Author: Danielle Steel
Publisher: Delacourt Press
The plumbing leaked; the furniture was rescued from garage sales. And every inch was being restored to its original splendor—even as a relationship fell apart. Owner of a struggling art gallery and newly separated from her boyfriend, Francesca Thayer does the math and then the unimaginable. She puts out an advertisement for boarders, and soon her Greenwich Village house becomes a whole new world. First comes Eileen, a pretty L.A. transplant, now a New York City schoolteacher. Then there’s Chris, a young father struggling for custody of his seven-year-old son. The final tenant is Marya, a celebrated cookbook author hoping to heal after the death of her husband. Over the course of one amazing, unforgettable, life-changing year, the house at 44 Charles Street fills with laughter, heartbreak, and, always, hope. In the hands of master storyteller Danielle Steel, it’s a place those who visit will never want to leave.
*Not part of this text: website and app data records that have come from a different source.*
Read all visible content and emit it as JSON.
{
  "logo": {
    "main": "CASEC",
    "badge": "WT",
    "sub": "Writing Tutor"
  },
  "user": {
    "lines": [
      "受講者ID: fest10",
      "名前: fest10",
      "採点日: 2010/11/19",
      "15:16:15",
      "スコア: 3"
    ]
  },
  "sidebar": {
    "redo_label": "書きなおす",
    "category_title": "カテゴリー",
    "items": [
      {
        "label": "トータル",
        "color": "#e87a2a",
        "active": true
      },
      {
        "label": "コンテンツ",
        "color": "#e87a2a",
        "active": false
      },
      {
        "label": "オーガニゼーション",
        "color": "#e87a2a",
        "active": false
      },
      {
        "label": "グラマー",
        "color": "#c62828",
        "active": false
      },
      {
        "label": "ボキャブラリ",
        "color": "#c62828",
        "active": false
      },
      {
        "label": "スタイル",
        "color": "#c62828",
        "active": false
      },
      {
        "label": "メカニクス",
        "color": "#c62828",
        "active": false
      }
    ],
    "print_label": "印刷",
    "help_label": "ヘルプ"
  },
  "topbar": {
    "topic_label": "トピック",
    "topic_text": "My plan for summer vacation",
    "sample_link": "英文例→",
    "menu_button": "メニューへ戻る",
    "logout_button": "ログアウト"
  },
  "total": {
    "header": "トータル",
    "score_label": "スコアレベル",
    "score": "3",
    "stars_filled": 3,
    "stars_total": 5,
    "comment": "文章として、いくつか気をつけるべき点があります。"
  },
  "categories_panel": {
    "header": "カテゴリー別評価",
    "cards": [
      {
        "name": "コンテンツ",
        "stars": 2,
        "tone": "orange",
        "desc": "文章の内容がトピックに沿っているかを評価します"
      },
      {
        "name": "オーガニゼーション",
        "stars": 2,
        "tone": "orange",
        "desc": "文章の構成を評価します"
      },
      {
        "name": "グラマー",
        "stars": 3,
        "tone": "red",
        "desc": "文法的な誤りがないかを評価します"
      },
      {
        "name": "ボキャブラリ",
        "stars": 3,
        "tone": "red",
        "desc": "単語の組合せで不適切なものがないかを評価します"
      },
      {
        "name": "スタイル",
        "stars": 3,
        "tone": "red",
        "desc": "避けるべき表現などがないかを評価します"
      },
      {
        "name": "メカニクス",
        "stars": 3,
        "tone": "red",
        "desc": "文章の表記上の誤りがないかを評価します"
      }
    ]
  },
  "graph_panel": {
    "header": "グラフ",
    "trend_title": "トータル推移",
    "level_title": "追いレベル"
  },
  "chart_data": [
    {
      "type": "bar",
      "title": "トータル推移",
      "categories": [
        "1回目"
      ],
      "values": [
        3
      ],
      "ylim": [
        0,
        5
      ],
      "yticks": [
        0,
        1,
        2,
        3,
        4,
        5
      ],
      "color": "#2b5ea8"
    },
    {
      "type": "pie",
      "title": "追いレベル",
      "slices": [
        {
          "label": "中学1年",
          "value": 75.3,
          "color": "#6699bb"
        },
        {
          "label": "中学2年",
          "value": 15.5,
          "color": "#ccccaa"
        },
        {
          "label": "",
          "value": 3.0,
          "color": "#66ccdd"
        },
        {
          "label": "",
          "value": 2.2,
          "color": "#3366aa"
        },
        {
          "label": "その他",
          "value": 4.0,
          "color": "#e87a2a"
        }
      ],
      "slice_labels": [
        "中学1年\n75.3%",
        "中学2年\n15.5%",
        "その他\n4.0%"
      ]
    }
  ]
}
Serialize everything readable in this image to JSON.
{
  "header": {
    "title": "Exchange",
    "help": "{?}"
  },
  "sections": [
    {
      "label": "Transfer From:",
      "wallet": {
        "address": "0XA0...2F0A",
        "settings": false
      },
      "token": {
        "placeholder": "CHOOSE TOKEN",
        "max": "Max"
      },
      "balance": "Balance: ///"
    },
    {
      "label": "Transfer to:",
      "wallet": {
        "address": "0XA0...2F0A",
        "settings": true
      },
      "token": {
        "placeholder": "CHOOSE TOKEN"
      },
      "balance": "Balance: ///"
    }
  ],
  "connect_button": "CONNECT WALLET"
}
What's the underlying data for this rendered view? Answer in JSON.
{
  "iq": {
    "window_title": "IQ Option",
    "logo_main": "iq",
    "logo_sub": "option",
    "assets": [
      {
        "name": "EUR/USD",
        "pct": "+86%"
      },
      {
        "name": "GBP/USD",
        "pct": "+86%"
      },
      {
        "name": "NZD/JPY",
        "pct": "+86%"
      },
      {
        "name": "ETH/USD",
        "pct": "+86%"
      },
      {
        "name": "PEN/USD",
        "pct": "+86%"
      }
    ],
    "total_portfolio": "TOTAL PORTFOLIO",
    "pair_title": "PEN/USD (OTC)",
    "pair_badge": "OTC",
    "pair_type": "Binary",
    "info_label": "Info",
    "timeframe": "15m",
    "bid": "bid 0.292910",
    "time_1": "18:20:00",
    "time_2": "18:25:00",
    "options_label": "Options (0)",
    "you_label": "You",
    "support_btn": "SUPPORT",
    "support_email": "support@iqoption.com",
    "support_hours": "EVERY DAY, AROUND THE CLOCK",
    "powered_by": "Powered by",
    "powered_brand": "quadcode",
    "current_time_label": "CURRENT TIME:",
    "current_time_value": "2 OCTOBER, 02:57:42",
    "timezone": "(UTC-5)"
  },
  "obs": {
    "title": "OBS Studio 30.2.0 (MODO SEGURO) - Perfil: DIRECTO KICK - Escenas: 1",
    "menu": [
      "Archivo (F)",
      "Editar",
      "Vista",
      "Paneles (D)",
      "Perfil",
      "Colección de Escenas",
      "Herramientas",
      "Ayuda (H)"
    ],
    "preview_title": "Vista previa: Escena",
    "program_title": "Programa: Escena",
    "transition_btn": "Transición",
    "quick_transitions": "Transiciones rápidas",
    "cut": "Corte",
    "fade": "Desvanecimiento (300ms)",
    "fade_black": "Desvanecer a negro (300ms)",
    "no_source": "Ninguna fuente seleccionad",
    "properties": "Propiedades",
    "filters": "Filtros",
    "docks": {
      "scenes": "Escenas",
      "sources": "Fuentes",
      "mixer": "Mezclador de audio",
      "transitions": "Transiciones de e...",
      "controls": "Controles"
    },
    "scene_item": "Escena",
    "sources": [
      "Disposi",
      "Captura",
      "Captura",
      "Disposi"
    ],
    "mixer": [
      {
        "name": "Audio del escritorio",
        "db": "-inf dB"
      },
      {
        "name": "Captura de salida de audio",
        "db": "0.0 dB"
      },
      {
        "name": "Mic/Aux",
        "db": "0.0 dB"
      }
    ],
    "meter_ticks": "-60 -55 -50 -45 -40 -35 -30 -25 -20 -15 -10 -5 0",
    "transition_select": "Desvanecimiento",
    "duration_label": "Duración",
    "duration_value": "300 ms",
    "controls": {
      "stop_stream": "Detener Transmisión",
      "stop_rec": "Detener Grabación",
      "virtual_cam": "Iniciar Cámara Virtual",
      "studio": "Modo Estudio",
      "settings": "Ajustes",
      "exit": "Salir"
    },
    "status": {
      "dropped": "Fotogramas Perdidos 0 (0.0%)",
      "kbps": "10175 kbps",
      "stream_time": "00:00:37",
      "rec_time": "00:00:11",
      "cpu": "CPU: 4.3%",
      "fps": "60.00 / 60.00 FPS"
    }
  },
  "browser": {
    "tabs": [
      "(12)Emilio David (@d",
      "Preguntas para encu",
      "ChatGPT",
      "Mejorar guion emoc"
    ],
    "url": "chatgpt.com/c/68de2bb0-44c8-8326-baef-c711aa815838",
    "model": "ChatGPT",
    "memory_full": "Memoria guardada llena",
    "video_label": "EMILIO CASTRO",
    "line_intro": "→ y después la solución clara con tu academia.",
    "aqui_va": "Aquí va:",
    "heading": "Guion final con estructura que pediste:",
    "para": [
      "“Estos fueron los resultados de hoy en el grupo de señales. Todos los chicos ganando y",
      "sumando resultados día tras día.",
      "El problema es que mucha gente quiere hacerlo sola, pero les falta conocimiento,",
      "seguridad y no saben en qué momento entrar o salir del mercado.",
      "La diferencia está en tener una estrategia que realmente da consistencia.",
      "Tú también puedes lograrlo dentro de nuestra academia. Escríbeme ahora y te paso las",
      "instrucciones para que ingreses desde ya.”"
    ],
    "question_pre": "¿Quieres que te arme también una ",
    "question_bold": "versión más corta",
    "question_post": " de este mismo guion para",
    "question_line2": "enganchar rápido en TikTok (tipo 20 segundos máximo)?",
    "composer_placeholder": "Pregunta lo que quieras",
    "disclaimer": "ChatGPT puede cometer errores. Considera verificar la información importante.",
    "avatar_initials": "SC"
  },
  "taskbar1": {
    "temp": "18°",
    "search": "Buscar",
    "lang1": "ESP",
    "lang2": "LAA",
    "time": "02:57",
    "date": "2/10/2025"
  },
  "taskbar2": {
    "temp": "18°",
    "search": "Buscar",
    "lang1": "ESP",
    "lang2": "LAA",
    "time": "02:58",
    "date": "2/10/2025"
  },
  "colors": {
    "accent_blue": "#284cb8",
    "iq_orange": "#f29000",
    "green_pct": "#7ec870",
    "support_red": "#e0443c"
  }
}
44 Charles Street is the latest by Danielle steel. The story was pleasant enough but nothing exciting. I liked the theme of second chances, learning to let go of the past and moving ahead with your life. The characters were pretty well written, however, they were a bit frustrating. I felt that Francesca was incredibly naive for a 35 YO who owns her own art studio. With parents like hers, I would have thought she would be a little more worldly. I was disturbed by the way the roommates handled the situation of domestic abuse of one of their own. They claim to care about Eileen, yet don't really do anything to help her. I couldn't see how they were really shocked at the outcome of her situation. I felt that part of the book was unnecessary and didn't really add anything to the story. Also, I kept waiting for something to happen. Nothing ever really does.
It think the idea for the book was good, but the writing just didn't hold up for me. I think this story would have worked better in an anthology. It just didn't have enough to sustain a full novel. I was surprised at all of the repetition in the writing. The same ideas were repeated over and over. For example, how many times do I need to be told that Francesca doesn't like Internet dating or think it is a good idea? Cut out a lot of the repetition and you have a nice novella.
This is my first Danielle Steele novel. I'm not sure if this is her usual way of writing. If it is, I'm not sure I would read another by her.